* _Activity_:
Pull every line that holds the word "zwierząt" from the entries.

* _Provided data_:
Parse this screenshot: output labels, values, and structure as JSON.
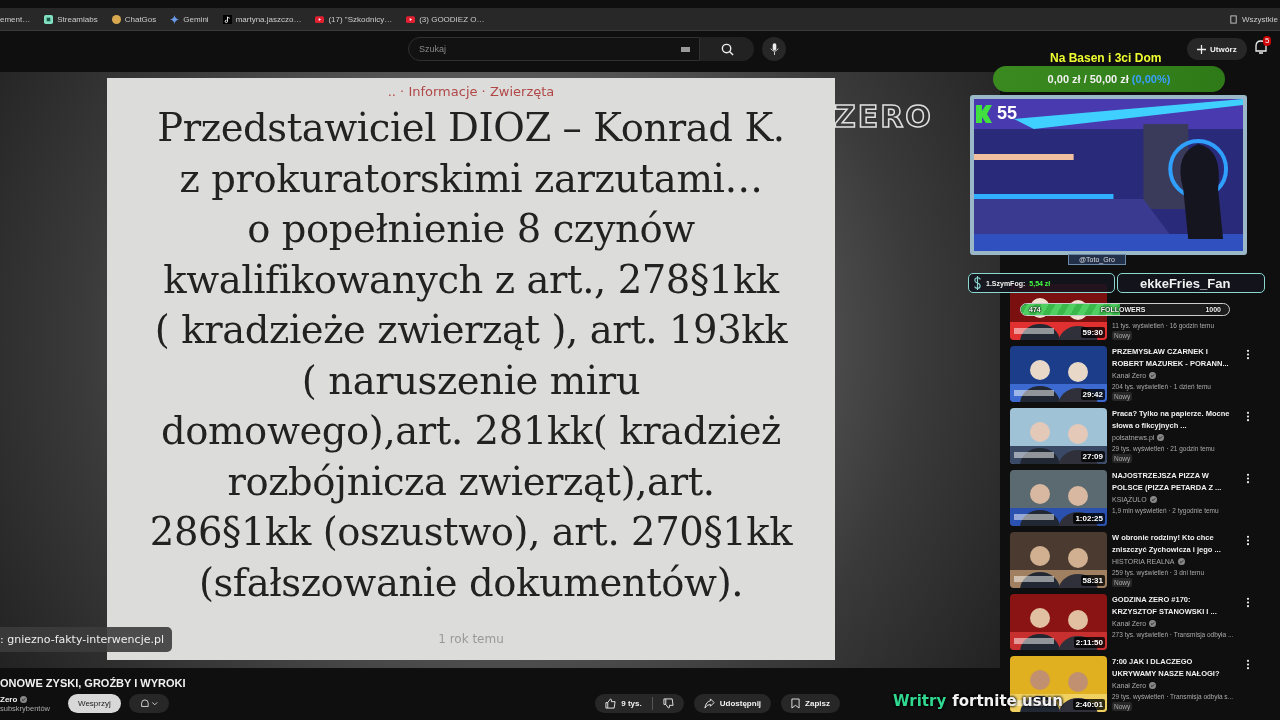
{
  "bookmarks": [
    {
      "kind": "page",
      "label": "ement…"
    },
    {
      "kind": "streamlabs",
      "label": "Streamlabs"
    },
    {
      "kind": "chatgos",
      "label": "ChatGos"
    },
    {
      "kind": "gemini",
      "label": "Gemini"
    },
    {
      "kind": "tiktok",
      "label": "martyna.jaszczo…"
    },
    {
      "kind": "youtube",
      "label": "(17) \"Szkodnicy…"
    },
    {
      "kind": "youtube",
      "label": "(3) GOODIEZ O…"
    }
  ],
  "all_bookmarks": "Wszystkie",
  "search": {
    "placeholder": "Szukaj"
  },
  "create_button": "Utwórz",
  "notifications": "5",
  "slide": {
    "breadcrumb": ".. · Informacje · Zwierzęta",
    "lines": [
      "Przedstawiciel DIOZ – Konrad K.",
      "z prokuratorskimi zarzutami…",
      "o popełnienie 8 czynów",
      "kwalifikowanych z art., 278§1kk",
      "( kradzieże zwierząt ), art. 193kk",
      "( naruszenie miru",
      "domowego),art. 281kk( kradzież",
      "rozbójnicza zwierząt),art.",
      "286§1kk (oszustwo), art. 270§1kk",
      "(sfałszowanie dokumentów)."
    ],
    "date": "1 rok temu"
  },
  "link_bubble": ": gniezno-fakty-interwencje.pl",
  "video_title": "ONOWE ZYSKI, GROŹBY I WYROKI",
  "channel": {
    "name": "Zero",
    "verified": true,
    "subscribers": "subskrybentów"
  },
  "support_button": "Wesprzyj",
  "actions": {
    "likes": "9 tys.",
    "share": "Udostępnij",
    "save": "Zapisz"
  },
  "sidebar": [
    {
      "views": "11 tys. wyświetleń · 16 godzin temu",
      "badge": "Nowy",
      "duration": "59:30"
    },
    {
      "title": "PRZEMYSŁAW CZARNEK I ROBERT MAZUREK - PORANN...",
      "channel": "Kanał Zero",
      "verified": true,
      "views": "204 tys. wyświetleń · 1 dzień temu",
      "badge": "Nowy",
      "duration": "29:42"
    },
    {
      "title": "Praca? Tylko na papierze. Mocne słowa o fikcyjnych ...",
      "channel": "polsatnews.pl",
      "verified": true,
      "views": "29 tys. wyświetleń · 21 godzin temu",
      "badge": "Nowy",
      "duration": "27:09"
    },
    {
      "title": "NAJOSTRZEJSZA PIZZA W POLSCE (PIZZA PETARDA Z ...",
      "channel": "KSIĄŻULO",
      "verified": true,
      "views": "1,9 mln wyświetleń · 2 tygodnie temu",
      "duration": "1:02:25"
    },
    {
      "title": "W obronie rodziny! Kto chce zniszczyć Zychowicza i jego ...",
      "channel": "HISTORIA REALNA",
      "verified": true,
      "views": "259 tys. wyświetleń · 3 dni temu",
      "badge": "Nowy",
      "duration": "58:31"
    },
    {
      "title": "GODZINA ZERO #170: KRZYSZTOF STANOWSKI I ...",
      "channel": "Kanał Zero",
      "verified": true,
      "views": "273 tys. wyświetleń · Transmisja odbyła ...",
      "duration": "2:11:50"
    },
    {
      "title": "7:00 JAK I DLACZEGO UKRYWAMY NASZE NAŁOGI?",
      "channel": "Kanał Zero",
      "verified": true,
      "views": "29 tys. wyświetleń · Transmisja odbyła s...",
      "badge": "Nowy",
      "duration": "2:40:01"
    }
  ],
  "overlay": {
    "logo": "ZERO",
    "goal": {
      "title": "Na Basen i 3ci Dom",
      "current": "0,00 zł",
      "separator": "/",
      "target": "50,00 zł",
      "percent": "(0,00%)"
    },
    "viewers": "55",
    "handle": "@Toto_Gro",
    "top_donor": {
      "name": "1.SzymFog:",
      "amount": "5,54 zł"
    },
    "latest_follower": "ekkeFries_Fan",
    "followers": {
      "current": "474",
      "label": "FOLLOWERS",
      "target": "1000",
      "level": 0.474
    },
    "caption": {
      "highlight": "Writry",
      "text": "fortnite usun"
    }
  }
}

* _Solved problem_:
      "( kradzieże zwierząt ), art. 193kk",
      "rozbójnicza zwierząt),art.",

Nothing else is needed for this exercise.